The present day, is more of a discovery tool to dive deeper into the lore of Assassin’s Creed as well as connecting the dots from game to game. Accessible at any time, they offer a welcome break and a, wealth of knowledge through hacking various computers. Hacking is a form of puzzle/challenge and offers some easter eggs to other Ubisoft games. A hint, one rhymes with batch-cogs.
It is no secret that Ubisoft could have easily made a pirate themed game and it could have been immensely successful. The essence of Assassin’s Creed that’s included just makes this game even greater. Right from the word go a vast and beautiful Caribbean is open to the players, with so much to see and do. These activities will keep you busy for hours. Naval segments are brilliant; this includes battles and general exploration. The worlds locations are beautiful and could easily be pictures on postcards, tropical paradises you tease your friends about. Unfortunately for a world full of quests and activities it feels as if the story cannot quite keep up and isn’t quite as deep as veterans of the series are accustomed too.
A lot of people have criticised the previous modern day segments of the Assassin’s Creed series sighting them as boring and dull, personally I find these portions the reason to keep coming back to the series. Black Flag takes an excellent approach to these controversial segments by opening the floor for new players to the series by alluding to prior events without basing the whole game on them but giving enough detail that people can quickly piece together what has happened.
There are still a few bugs in this game, which is a given considering that no one’s play through will ever be the same. What bugs there are though are generally hidden underneath the beautiful aesthetics of the game. Some missions can become repetitive and tiresome, but please don’t let that dishearten you. Assassin’s Creed 4: Black Flag is an excellent game and one of the best games of the year without a shadow of a doubt. It is completely refreshing for the series and for the fans as well. Your holiday to the Caribbean will be time well spent.
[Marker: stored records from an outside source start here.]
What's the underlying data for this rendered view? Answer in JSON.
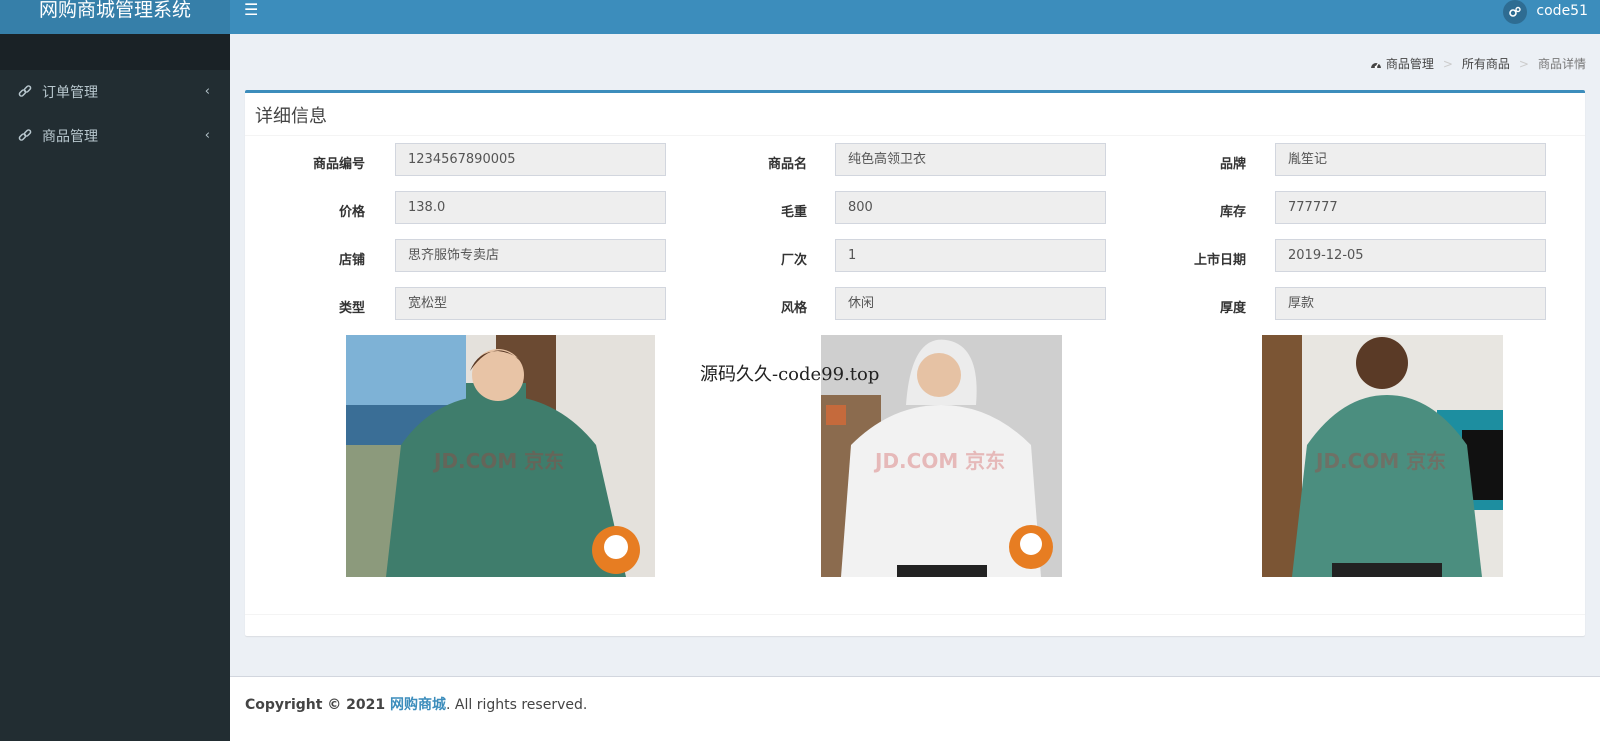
{
  "app": {
    "title": "网购商城管理系统"
  },
  "header": {
    "user_name": "code51"
  },
  "sidebar": {
    "items": [
      {
        "label": "订单管理"
      },
      {
        "label": "商品管理"
      }
    ]
  },
  "breadcrumb": {
    "items": [
      "商品管理",
      "所有商品",
      "商品详情"
    ],
    "separator": ">"
  },
  "panel": {
    "title": "详细信息"
  },
  "fields": {
    "product_id": {
      "label": "商品编号",
      "value": "1234567890005"
    },
    "product_name": {
      "label": "商品名",
      "value": "纯色高领卫衣"
    },
    "brand": {
      "label": "品牌",
      "value": "胤笙记"
    },
    "price": {
      "label": "价格",
      "value": "138.0"
    },
    "weight": {
      "label": "毛重",
      "value": "800"
    },
    "stock": {
      "label": "库存",
      "value": "777777"
    },
    "shop": {
      "label": "店铺",
      "value": "思齐服饰专卖店"
    },
    "factory": {
      "label": "厂次",
      "value": "1"
    },
    "release_date": {
      "label": "上市日期",
      "value": "2019-12-05"
    },
    "type": {
      "label": "类型",
      "value": "宽松型"
    },
    "style": {
      "label": "风格",
      "value": "休闲"
    },
    "thickness": {
      "label": "厚度",
      "value": "厚款"
    }
  },
  "images": {
    "watermark": "JD.COM 京东",
    "items": [
      {
        "name": "green-hoodie-front",
        "colors": {
          "sweater": "#3f7d6c",
          "bg": "#7eb2d6"
        }
      },
      {
        "name": "white-hoodie-front",
        "colors": {
          "sweater": "#f2f2f2",
          "bg": "#c9c9c9"
        }
      },
      {
        "name": "green-hoodie-back",
        "colors": {
          "sweater": "#4b8e7f",
          "bg": "#e8e6e1"
        }
      }
    ]
  },
  "overlay": {
    "text": "源码久久-code99.top"
  },
  "footer": {
    "prefix": "Copyright © 2021",
    "link": "网购商城",
    "suffix": ". All rights reserved."
  },
  "colors": {
    "primary": "#3c8dbc",
    "sidebar": "#222d32",
    "logo_bg": "#367fa9"
  }
}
You can find our current-gen review of Assassin’s Creed 4 written by Kevin He HERE.